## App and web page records
- Opening Delimiter -

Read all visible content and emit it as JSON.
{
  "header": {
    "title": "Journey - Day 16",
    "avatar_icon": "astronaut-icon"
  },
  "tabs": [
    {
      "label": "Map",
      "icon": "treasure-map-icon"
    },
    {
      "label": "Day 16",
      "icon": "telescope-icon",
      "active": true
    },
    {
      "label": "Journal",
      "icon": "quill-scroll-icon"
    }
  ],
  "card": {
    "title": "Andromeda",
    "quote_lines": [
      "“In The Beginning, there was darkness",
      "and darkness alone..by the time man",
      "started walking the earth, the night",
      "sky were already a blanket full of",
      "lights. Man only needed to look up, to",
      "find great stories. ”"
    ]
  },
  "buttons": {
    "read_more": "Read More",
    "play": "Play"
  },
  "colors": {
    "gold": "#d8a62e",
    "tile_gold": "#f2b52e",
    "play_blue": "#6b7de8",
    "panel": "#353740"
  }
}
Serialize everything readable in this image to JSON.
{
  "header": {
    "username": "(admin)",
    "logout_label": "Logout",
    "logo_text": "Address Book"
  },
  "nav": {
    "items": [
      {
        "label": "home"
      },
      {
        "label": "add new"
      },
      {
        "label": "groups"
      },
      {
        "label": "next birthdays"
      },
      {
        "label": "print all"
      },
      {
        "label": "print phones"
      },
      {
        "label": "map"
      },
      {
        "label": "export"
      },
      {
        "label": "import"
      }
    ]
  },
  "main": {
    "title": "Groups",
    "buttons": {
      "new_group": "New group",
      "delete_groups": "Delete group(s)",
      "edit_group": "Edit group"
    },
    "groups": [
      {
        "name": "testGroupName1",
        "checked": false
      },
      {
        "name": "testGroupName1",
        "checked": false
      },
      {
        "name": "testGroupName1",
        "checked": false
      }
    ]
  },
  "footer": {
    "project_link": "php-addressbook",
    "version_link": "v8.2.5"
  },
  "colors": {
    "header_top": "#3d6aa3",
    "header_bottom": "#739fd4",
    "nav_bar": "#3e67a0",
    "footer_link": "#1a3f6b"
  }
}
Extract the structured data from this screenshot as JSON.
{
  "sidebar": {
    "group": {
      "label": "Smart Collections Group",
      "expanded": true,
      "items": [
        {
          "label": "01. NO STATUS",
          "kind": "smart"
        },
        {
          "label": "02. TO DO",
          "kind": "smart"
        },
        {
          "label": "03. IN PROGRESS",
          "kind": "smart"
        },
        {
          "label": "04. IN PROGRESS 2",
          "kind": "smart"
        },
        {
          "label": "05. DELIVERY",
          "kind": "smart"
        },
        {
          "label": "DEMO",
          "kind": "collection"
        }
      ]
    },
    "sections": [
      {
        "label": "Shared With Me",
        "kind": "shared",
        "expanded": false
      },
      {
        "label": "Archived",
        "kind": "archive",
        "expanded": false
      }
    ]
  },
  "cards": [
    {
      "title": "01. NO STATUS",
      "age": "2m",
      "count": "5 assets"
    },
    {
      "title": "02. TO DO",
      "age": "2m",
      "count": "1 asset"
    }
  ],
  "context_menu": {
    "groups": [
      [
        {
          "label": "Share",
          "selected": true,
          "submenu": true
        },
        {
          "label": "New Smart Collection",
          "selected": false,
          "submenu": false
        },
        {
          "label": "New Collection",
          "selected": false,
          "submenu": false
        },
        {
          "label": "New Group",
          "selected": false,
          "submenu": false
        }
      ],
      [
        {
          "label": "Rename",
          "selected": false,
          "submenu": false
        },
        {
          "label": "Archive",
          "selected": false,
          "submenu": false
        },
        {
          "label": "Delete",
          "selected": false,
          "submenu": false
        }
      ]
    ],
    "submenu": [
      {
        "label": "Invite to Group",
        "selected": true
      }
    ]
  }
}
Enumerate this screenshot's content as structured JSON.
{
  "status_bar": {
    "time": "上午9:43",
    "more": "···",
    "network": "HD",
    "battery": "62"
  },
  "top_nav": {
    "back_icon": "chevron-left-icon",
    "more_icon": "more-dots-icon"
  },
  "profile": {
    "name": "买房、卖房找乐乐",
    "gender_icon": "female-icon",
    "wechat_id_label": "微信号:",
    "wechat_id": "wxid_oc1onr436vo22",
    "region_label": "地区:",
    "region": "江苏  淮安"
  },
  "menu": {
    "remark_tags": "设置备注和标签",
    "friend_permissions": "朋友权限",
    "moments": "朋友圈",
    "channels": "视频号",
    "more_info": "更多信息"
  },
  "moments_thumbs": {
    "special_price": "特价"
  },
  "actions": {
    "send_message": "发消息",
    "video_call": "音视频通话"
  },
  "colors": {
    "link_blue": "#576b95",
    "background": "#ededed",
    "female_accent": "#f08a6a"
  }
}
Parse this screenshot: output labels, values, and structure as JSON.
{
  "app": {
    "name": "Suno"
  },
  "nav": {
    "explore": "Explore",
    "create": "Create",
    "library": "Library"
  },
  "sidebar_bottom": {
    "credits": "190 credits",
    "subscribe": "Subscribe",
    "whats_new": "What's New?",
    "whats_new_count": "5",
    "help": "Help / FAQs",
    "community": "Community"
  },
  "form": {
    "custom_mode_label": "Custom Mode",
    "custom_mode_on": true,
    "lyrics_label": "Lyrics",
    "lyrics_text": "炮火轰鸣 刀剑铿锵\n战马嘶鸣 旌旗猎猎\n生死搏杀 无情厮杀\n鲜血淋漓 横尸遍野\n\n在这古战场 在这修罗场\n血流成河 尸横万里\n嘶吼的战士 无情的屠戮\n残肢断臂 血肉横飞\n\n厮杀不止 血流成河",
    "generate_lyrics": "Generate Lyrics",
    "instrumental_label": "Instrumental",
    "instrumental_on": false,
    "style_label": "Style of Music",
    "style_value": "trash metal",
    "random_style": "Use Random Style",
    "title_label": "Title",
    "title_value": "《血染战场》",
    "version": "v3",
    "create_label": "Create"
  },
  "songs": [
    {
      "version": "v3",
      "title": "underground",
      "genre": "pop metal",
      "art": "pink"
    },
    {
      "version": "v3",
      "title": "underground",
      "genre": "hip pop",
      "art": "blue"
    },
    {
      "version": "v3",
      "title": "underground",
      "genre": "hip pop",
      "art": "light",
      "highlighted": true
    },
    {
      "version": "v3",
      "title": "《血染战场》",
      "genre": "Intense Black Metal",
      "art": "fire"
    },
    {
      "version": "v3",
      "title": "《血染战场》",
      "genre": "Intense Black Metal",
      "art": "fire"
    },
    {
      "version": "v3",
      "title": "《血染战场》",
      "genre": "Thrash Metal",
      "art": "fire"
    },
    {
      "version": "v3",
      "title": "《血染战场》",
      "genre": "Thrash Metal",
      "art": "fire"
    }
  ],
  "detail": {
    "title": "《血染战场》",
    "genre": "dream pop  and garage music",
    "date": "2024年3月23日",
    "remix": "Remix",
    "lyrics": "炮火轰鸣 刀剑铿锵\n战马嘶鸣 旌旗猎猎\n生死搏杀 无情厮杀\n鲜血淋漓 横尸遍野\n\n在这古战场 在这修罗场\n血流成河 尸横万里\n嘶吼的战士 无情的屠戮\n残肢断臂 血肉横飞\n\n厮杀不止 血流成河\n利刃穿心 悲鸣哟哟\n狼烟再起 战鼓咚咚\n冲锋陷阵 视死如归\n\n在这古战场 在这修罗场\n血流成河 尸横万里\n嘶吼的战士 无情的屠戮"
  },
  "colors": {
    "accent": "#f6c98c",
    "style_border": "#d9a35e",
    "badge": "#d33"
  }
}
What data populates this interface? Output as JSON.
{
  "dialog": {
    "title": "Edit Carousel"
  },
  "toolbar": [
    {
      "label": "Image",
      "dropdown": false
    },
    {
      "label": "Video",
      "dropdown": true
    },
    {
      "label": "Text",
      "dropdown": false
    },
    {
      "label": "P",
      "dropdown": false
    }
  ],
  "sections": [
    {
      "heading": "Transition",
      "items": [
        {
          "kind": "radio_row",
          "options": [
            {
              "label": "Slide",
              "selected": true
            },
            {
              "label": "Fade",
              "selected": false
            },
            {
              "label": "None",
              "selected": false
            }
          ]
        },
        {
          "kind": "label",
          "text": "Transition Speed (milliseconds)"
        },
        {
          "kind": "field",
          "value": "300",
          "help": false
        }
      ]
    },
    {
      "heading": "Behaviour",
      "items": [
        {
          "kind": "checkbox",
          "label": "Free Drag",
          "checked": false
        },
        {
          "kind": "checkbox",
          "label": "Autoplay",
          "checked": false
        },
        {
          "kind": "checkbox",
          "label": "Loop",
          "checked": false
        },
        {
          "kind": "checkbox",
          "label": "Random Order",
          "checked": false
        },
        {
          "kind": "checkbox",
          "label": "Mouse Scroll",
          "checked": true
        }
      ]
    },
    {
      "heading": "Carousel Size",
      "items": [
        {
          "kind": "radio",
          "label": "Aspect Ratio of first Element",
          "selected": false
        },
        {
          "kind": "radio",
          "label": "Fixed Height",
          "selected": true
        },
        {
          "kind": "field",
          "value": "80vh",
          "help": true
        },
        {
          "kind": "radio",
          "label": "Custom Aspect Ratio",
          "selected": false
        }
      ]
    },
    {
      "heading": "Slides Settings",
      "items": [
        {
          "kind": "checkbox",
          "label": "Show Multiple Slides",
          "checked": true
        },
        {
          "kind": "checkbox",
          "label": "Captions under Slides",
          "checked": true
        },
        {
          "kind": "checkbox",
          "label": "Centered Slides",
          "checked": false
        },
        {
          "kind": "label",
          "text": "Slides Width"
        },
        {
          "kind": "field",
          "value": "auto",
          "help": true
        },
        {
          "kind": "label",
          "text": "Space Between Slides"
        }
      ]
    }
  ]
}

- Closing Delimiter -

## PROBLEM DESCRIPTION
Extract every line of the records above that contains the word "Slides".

## WRITTEN SOLUTION
      "heading": "Slides Settings",
          "label": "Show Multiple Slides",
          "label": "Captions under Slides",
          "label": "Centered Slides",
          "text": "Slides Width"
          "text": "Space Between Slides"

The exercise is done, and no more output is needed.